» PROBLEM DESCRIPTION
The full listing, word for word and free of images, is the expected result.
-.-.-
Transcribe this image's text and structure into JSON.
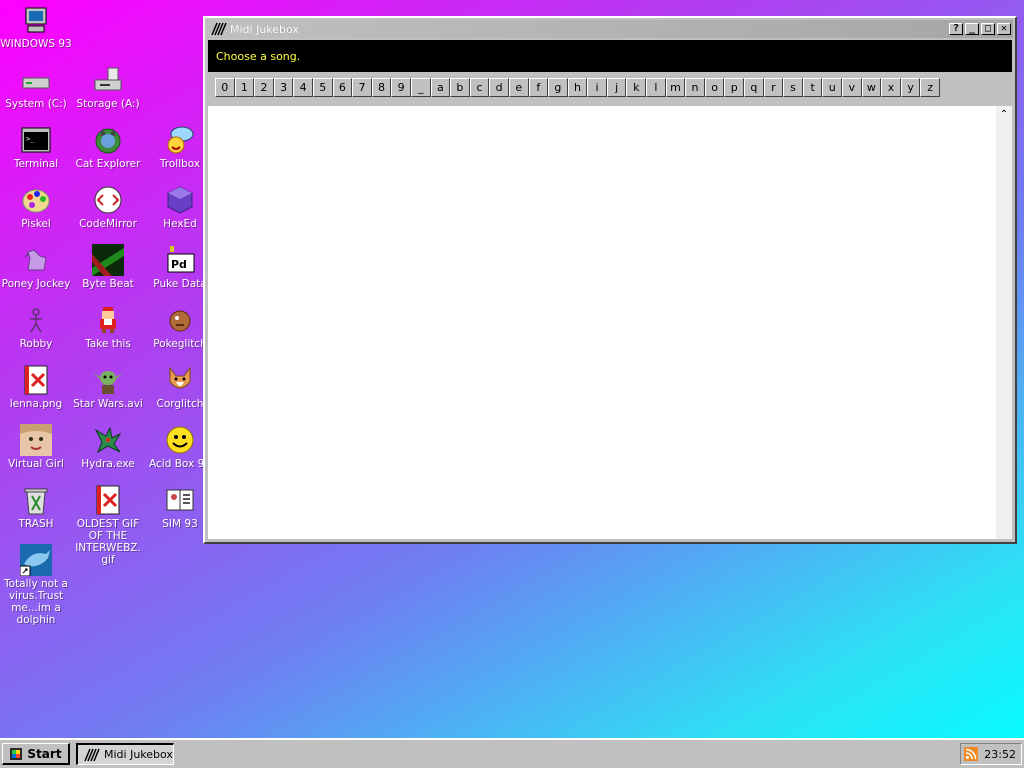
{
  "desktop": {
    "icons": [
      {
        "label": "WINDOWS 93",
        "icon": "computer-icon"
      },
      {
        "label": "System (C:)",
        "icon": "drive-icon"
      },
      {
        "label": "Storage (A:)",
        "icon": "floppy-drive-icon"
      },
      {
        "label": "Terminal",
        "icon": "terminal-icon"
      },
      {
        "label": "Cat Explorer",
        "icon": "cat-globe-icon"
      },
      {
        "label": "Trollbox",
        "icon": "chat-icon"
      },
      {
        "label": "Piskel",
        "icon": "palette-icon"
      },
      {
        "label": "CodeMirror",
        "icon": "code-icon"
      },
      {
        "label": "HexEd",
        "icon": "hex-cube-icon"
      },
      {
        "label": "Poney Jockey",
        "icon": "pony-icon"
      },
      {
        "label": "Byte Beat",
        "icon": "byte-beat-icon"
      },
      {
        "label": "Puke Data",
        "icon": "pd-icon"
      },
      {
        "label": "Robby",
        "icon": "stick-figure-icon"
      },
      {
        "label": "Take this",
        "icon": "pixel-character-icon"
      },
      {
        "label": "Pokeglitch",
        "icon": "pokeglitch-icon"
      },
      {
        "label": "lenna.png",
        "icon": "image-file-icon"
      },
      {
        "label": "Star Wars.avi",
        "icon": "yoda-icon"
      },
      {
        "label": "Corglitch",
        "icon": "corgi-icon"
      },
      {
        "label": "Virtual Girl",
        "icon": "face-icon"
      },
      {
        "label": "Hydra.exe",
        "icon": "dragon-icon"
      },
      {
        "label": "Acid Box 93",
        "icon": "smiley-icon"
      },
      {
        "label": "TRASH",
        "icon": "trash-icon"
      },
      {
        "label": "OLDEST GIF OF THE INTERWEBZ.gif",
        "icon": "gif-file-icon"
      },
      {
        "label": "SIM 93",
        "icon": "sim-book-icon"
      },
      {
        "label": "Totally not a virus.Trust me...im a dolphin",
        "icon": "dolphin-icon"
      }
    ]
  },
  "window": {
    "title": "Midi Jukebox",
    "help_label": "?",
    "minimize_label": "_",
    "maximize_label": "□",
    "close_label": "✕",
    "song_prompt": "Choose a song.",
    "letters": [
      "0",
      "1",
      "2",
      "3",
      "4",
      "5",
      "6",
      "7",
      "8",
      "9",
      "_",
      "a",
      "b",
      "c",
      "d",
      "e",
      "f",
      "g",
      "h",
      "i",
      "j",
      "k",
      "l",
      "m",
      "n",
      "o",
      "p",
      "q",
      "r",
      "s",
      "t",
      "u",
      "v",
      "w",
      "x",
      "y",
      "z"
    ],
    "scroll_up_label": "⌃"
  },
  "taskbar": {
    "start_label": "Start",
    "task_label": "Midi Jukebox",
    "clock": "23:52"
  },
  "colors": {
    "bg_top_left": "#ff00ff",
    "bg_bottom_right": "#00ffff",
    "song_bar_bg": "#000000",
    "song_text": "#ffff40",
    "chrome": "#c0c0c0"
  }
}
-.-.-
» RESULT OF THIS EXERCISE
Transcribe this image's text and structure into JSON.
{
  "desktop": {
    "icons": [
      {
        "label": "WINDOWS 93",
        "icon": "computer-icon"
      },
      {
        "label": "System (C:)",
        "icon": "drive-icon"
      },
      {
        "label": "Storage (A:)",
        "icon": "floppy-drive-icon"
      },
      {
        "label": "Terminal",
        "icon": "terminal-icon"
      },
      {
        "label": "Cat Explorer",
        "icon": "cat-globe-icon"
      },
      {
        "label": "Trollbox",
        "icon": "chat-icon"
      },
      {
        "label": "Piskel",
        "icon": "palette-icon"
      },
      {
        "label": "CodeMirror",
        "icon": "code-icon"
      },
      {
        "label": "HexEd",
        "icon": "hex-cube-icon"
      },
      {
        "label": "Poney Jockey",
        "icon": "pony-icon"
      },
      {
        "label": "Byte Beat",
        "icon": "byte-beat-icon"
      },
      {
        "label": "Puke Data",
        "icon": "pd-icon"
      },
      {
        "label": "Robby",
        "icon": "stick-figure-icon"
      },
      {
        "label": "Take this",
        "icon": "pixel-character-icon"
      },
      {
        "label": "Pokeglitch",
        "icon": "pokeglitch-icon"
      },
      {
        "label": "lenna.png",
        "icon": "image-file-icon"
      },
      {
        "label": "Star Wars.avi",
        "icon": "yoda-icon"
      },
      {
        "label": "Corglitch",
        "icon": "corgi-icon"
      },
      {
        "label": "Virtual Girl",
        "icon": "face-icon"
      },
      {
        "label": "Hydra.exe",
        "icon": "dragon-icon"
      },
      {
        "label": "Acid Box 93",
        "icon": "smiley-icon"
      },
      {
        "label": "TRASH",
        "icon": "trash-icon"
      },
      {
        "label": "OLDEST GIF OF THE INTERWEBZ.gif",
        "icon": "gif-file-icon"
      },
      {
        "label": "SIM 93",
        "icon": "sim-book-icon"
      },
      {
        "label": "Totally not a virus.Trust me...im a dolphin",
        "icon": "dolphin-icon"
      }
    ]
  },
  "window": {
    "title": "Midi Jukebox",
    "help_label": "?",
    "minimize_label": "_",
    "maximize_label": "□",
    "close_label": "✕",
    "song_prompt": "Choose a song.",
    "letters": [
      "0",
      "1",
      "2",
      "3",
      "4",
      "5",
      "6",
      "7",
      "8",
      "9",
      "_",
      "a",
      "b",
      "c",
      "d",
      "e",
      "f",
      "g",
      "h",
      "i",
      "j",
      "k",
      "l",
      "m",
      "n",
      "o",
      "p",
      "q",
      "r",
      "s",
      "t",
      "u",
      "v",
      "w",
      "x",
      "y",
      "z"
    ],
    "scroll_up_label": "⌃"
  },
  "taskbar": {
    "start_label": "Start",
    "task_label": "Midi Jukebox",
    "clock": "23:52"
  },
  "colors": {
    "bg_top_left": "#ff00ff",
    "bg_bottom_right": "#00ffff",
    "song_bar_bg": "#000000",
    "song_text": "#ffff40",
    "chrome": "#c0c0c0"
  }
}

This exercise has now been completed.